Educate & Inspire…


Popular posts from this blog

What is the difference between Process Owner, Process Manager and Process Practitioner?

I was recently asked to clarify the roles of the Process Owner, Process Manager and Process Practitioner and wanted to share this with you.

Roles and Responsibilities:
Process Owner – this individual is “Accountable” for the process. They are the goto person and represent this process across the entire organization. They will ensure that the process is clearly defined, designed and documented. They will ensure that the process has a set of Policies for governance.Example: The process owner for Incident management will ensure that all of the activities to Identify, Record, Categorize, Investigate, … all the way to closing the incident are defined and documented with clearly defined roles, responsibilities, handoffs, and deliverables. An example of a policy in could be… “All Incidents must be logged”. Policies are rules that govern the process. Process Owner ensures that all Process activities, (what to do), Procedures (details on how to perform the activity) and the policies (r…

How Does ITIL Help in the Management of the SDLC?

I was recently asked how ITIL helps in the management of the SDLC (Software Development Lifecycle).  Simply put... SDLC is a Lifecycle approach to produce the software or the "product".  ITIL is a Lifecycle approach that focuses on the "service".
I’ll start by reviewing both SDLC and ITIL Lifecycles and then summarize:
SDLC  -  The intent of an SDLC process is to help produce a product that is cost-efficient, effective and of high quality. Once an application is created, the SDLC maps the proper deployment of the software into the live environment. The SDLC methodology usually contains the following stages: Analysis (requirements and design), construction, testing, release and maintenance.  The focus here is on the Software.  Most organizations will use an Agile or Waterfall approach to implement the software through the Software Development Lifecycle.
ITIL  -  is a best practice for IT service management (ITSM) that focuses on aligning IT services with the needs …
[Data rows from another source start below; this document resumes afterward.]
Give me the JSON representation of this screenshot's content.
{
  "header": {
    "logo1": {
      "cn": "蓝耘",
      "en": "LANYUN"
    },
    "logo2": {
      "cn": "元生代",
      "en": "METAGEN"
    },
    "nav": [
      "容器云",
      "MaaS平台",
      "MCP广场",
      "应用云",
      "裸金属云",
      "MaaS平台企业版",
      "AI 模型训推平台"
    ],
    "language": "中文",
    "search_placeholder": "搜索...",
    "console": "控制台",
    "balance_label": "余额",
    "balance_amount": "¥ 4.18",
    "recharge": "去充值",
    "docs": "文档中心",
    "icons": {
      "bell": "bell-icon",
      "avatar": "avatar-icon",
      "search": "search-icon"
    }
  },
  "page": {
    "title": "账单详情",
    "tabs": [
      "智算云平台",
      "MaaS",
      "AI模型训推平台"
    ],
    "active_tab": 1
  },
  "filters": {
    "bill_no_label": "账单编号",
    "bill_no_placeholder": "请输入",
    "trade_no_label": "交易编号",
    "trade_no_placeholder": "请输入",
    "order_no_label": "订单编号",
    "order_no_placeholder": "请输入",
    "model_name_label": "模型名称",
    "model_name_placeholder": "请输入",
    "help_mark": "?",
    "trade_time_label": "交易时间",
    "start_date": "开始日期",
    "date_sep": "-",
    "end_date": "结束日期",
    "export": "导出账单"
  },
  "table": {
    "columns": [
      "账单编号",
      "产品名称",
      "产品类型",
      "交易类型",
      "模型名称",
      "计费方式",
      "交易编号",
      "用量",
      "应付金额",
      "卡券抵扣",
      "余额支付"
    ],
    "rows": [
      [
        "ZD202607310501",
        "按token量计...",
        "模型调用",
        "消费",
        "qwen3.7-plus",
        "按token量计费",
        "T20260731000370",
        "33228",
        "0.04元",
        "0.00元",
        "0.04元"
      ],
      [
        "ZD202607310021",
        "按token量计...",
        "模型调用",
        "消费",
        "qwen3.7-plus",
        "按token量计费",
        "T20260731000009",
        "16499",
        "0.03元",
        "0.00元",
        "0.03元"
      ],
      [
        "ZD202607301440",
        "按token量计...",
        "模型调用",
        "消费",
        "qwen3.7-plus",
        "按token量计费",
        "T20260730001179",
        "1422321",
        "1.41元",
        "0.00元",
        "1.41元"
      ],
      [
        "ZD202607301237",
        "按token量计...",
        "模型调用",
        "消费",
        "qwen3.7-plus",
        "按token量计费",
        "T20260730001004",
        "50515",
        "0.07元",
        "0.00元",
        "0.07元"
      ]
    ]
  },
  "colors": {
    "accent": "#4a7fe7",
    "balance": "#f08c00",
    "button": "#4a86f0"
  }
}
Incidents when a Defect is Involved

Question: We currently track defects in a separate system than our ticket management system. With that said, my question is does anyone have suggestions and/or best practices on how to handle incidents when a defect is involved? Should the incident be closed since the defect is being worked on in another defect tracking system if it is noted in the incident ticket? I am considering creating an incident statuses of 'closed-unresolved' so the incident can still be reported on in our ticket management system but know it is being worked on/tracked in the defect system. With defects, it is possible that we may never work on them because they are very low priority and the impact is low to the user. However, in some cases a defect is being worked on. Should we create a problem ticket instead?
Thanks, René W.

Answer: René. In ITIL, the activity you are describing is handled by the Problem Management process. ITIL does not use the term “defect” but it does use the term “known error” to…